An investigation into the leak of a bombshell Supreme Court ruling overturning the federal right to abortion — weeks before it was officially released — failed to identify the culprit, the court said Thursday.
The inconclusive end to the probe was another embarrassment for the Supreme Court, which called the leak “one of the worst betrayals of trust in its history” and “a grave assault on the judicial process.”
Investigators interviewed nearly 100 court employees in the probe, 82 of whom had access to electronic or hard copies of the draft majority opinion by conservative Justice Samuel Alito.
But neither Alito nor the court’s other eight justices were eyed in the investigation, according to an official report.
Politico on May 2 reported that it had obtained a leaked copy of an opinion indicating that the Supreme Court was poised to overturn its five-decade-old ruling in the case known as Roe v. Wade, which found there was a constitutional right to abortion. That draft first circulated among the court’s justices and their clerks on Feb. 10.
On the heels of the leak, Chief Justice John Roberts directed Gail Curley, the marshal of the Supreme Court, to investigate the disclosure.
In June, the Supreme Court in a majority opinion penned by Alito said there was no federal right to abortion — just as the leak had indicated.
The opinion came in a case known as Dobbs v. Jackson Women’s Health Organization, which challenged Mississippi’s restrictive abortion law.
The Supreme Court, as it released Curley’s report on the probe Thursday, said, “In following up on all available leads … the Marshal’s team performed additional forensic analysis and conducted multiple follow-up interviews of certain employees.”
“But the team has to date been unable to identify a person responsible by a preponderance of the evidence,” the court said.
Curley’s 20-page report suggests that the leaker almost certainly was a member of the court staff.
She noted that “the investigation has determined that it is highly unlikely that the Court’s information technology (IT) systems were improperly accessed by a person outside the court.”
Curley said that investigators had examined the court’s computer devices, networks, printers, “and available call and text logs.”
But “investigators have found no forensic evidence indicating who disclosed the draft opinion,” Curley wrote.
She noted that her team of attorneys and federal investigators “conducted 126 formal interviews of 97 employees, all of whom denied disclosing the opinion.”
The report says that after initial interviews were conducted with court staff, each employee was asked to sign an affidavit, under penalty of perjury, saying that they did not disclose the Dobbs draft opinion to anyone not employed by the Supreme Court.
A few employees admitted that they had told their spouses about the draft or the vote count of justices in the case, the report noted.
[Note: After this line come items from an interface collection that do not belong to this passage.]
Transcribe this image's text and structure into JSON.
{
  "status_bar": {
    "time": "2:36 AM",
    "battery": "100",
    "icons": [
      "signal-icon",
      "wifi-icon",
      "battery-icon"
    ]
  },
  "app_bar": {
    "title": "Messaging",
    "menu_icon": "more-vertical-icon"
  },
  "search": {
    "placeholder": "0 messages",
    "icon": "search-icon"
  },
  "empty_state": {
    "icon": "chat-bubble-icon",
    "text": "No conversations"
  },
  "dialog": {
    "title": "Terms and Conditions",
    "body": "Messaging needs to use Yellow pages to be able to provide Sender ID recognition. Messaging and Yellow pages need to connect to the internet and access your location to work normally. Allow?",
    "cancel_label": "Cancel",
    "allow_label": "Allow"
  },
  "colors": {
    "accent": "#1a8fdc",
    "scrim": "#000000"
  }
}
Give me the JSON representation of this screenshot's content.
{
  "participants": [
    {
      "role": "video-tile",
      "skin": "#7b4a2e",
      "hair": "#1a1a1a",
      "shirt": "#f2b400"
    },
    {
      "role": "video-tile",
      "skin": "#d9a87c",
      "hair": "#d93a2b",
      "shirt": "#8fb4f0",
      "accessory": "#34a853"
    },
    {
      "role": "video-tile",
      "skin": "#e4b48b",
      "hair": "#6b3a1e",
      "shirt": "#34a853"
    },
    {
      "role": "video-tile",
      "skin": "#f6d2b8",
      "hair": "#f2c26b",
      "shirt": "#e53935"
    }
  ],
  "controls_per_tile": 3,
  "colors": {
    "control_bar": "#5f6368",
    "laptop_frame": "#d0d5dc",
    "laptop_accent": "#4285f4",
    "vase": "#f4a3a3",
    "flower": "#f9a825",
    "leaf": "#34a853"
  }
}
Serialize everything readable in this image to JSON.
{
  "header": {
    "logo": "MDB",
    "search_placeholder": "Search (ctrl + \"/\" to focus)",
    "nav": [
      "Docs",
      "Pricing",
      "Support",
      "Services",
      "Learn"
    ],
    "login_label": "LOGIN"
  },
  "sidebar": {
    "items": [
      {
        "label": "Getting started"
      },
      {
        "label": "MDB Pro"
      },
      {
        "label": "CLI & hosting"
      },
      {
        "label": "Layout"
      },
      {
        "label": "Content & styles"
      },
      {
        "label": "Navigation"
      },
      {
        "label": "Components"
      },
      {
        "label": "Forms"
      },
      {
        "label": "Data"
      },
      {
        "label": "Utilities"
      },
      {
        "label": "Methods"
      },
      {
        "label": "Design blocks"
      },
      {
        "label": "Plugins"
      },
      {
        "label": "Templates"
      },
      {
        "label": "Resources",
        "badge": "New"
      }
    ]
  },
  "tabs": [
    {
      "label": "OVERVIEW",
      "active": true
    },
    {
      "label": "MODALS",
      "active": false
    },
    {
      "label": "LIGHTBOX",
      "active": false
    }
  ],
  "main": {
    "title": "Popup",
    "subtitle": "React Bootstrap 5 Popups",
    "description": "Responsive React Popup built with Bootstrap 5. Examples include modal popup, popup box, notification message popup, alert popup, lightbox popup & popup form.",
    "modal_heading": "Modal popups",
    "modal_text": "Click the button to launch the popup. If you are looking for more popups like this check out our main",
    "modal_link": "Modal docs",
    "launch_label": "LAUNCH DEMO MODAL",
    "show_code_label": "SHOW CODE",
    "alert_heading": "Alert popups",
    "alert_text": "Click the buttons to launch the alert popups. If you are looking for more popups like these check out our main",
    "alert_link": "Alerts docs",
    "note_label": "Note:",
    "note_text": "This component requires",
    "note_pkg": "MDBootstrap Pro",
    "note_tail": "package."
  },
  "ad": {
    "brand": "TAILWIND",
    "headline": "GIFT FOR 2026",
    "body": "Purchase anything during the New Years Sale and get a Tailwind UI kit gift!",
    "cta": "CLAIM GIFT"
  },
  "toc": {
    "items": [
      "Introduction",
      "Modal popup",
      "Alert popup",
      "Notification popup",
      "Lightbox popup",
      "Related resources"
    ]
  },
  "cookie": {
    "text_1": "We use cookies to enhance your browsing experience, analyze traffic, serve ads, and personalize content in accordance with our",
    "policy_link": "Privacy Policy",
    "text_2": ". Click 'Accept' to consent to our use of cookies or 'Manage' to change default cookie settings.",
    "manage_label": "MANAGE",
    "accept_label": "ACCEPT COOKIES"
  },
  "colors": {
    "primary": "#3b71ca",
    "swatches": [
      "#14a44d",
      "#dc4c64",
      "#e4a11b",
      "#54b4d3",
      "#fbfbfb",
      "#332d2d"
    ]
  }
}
Curley also wrote that among other steps taken in the probe, “The investigative team received outside assistance with a fingerprint analysis of an item relevant to the investigation.”
“That analysis found viable fingerprints but no matches to any fingerprints of interest,” the report said, without disclosing the nature of the item examined.
Curley said several inquiries are pending in her probe.
“To the extent that additional investigation yields new evidence or leads, the investigators will pursue them,” she added.
In its statement, the Supreme Court said that after Curley’s investigation was completed, the court asked former federal judge, prosecutor and Homeland Security Secretary Michael Chertoff to assess the probe.
Chertoff “has advised that the Marshal ‘undertook a thorough investigation’ and, ‘[a]t this time, I cannot identify any additional useful investigative measures’ not already undertaken or underway,” the court said.
In her report, Curley wrote that the Covid-19 pandemic and the resulting expansion of court staff’s ability to work from home, “as well as gaps in the Court’s security policies, created an environment where it was too easy to remove sensitive information from the building and the Court’s IT networks.”
That, in turn, increased “the risk of both deliberate and accidental disclosures of Court sensitive information,” the report said.
Curley wrote that “too many” members of court staff have access to sensitive documents, and that there is “no universal written policy or guidance” on safeguarding draft opinions.
She also urged the court to address vulnerabilities in the court’s current method for destroying sensitive documents. And she wrote that the court’s “information security policies are outdated and need to be clarified and updated.”